[What to work on]: Pictures aside, output each record exactly.

[Data for the task]:
########
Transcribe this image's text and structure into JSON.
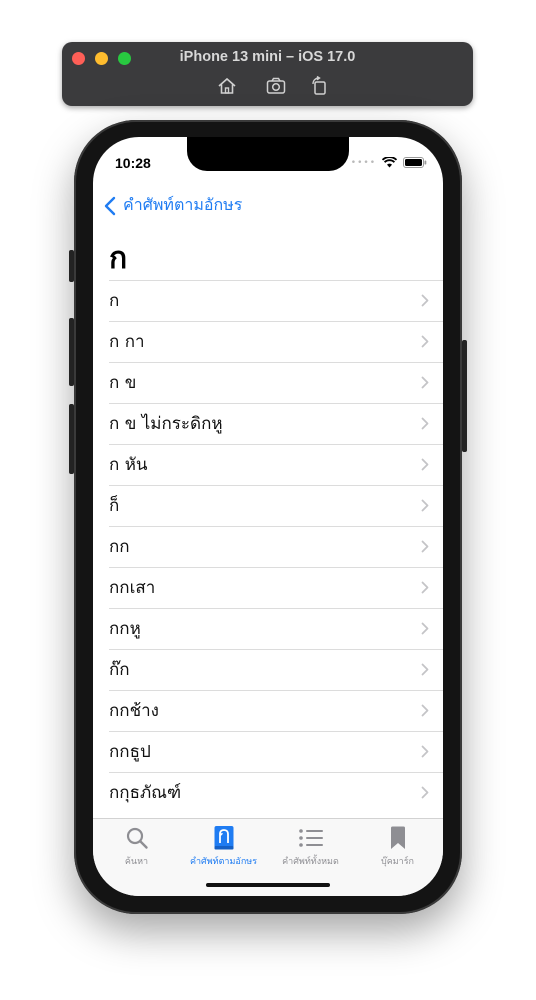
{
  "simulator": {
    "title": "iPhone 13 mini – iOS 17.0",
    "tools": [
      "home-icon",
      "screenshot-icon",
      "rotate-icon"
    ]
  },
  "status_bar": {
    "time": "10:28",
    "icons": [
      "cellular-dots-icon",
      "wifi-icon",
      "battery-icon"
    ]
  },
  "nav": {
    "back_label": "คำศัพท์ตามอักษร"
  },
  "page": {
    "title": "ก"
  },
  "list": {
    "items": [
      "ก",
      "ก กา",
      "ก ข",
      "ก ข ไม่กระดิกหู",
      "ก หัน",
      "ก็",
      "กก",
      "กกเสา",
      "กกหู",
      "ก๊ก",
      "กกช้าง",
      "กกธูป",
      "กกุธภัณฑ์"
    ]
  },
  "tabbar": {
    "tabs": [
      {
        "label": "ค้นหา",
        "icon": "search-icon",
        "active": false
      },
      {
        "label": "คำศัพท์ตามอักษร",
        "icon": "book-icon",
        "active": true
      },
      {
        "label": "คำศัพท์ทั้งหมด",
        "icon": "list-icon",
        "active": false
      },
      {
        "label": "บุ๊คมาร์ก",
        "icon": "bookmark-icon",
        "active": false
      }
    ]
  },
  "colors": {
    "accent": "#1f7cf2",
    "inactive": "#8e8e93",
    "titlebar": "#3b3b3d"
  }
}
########
[Task solution]:
Transcribe this image's text and structure into JSON.
{
  "simulator": {
    "title": "iPhone 13 mini – iOS 17.0",
    "tools": [
      "home-icon",
      "screenshot-icon",
      "rotate-icon"
    ]
  },
  "status_bar": {
    "time": "10:28",
    "icons": [
      "cellular-dots-icon",
      "wifi-icon",
      "battery-icon"
    ]
  },
  "nav": {
    "back_label": "คำศัพท์ตามอักษร"
  },
  "page": {
    "title": "ก"
  },
  "list": {
    "items": [
      "ก",
      "ก กา",
      "ก ข",
      "ก ข ไม่กระดิกหู",
      "ก หัน",
      "ก็",
      "กก",
      "กกเสา",
      "กกหู",
      "ก๊ก",
      "กกช้าง",
      "กกธูป",
      "กกุธภัณฑ์"
    ]
  },
  "tabbar": {
    "tabs": [
      {
        "label": "ค้นหา",
        "icon": "search-icon",
        "active": false
      },
      {
        "label": "คำศัพท์ตามอักษร",
        "icon": "book-icon",
        "active": true
      },
      {
        "label": "คำศัพท์ทั้งหมด",
        "icon": "list-icon",
        "active": false
      },
      {
        "label": "บุ๊คมาร์ก",
        "icon": "bookmark-icon",
        "active": false
      }
    ]
  },
  "colors": {
    "accent": "#1f7cf2",
    "inactive": "#8e8e93",
    "titlebar": "#3b3b3d"
  }
}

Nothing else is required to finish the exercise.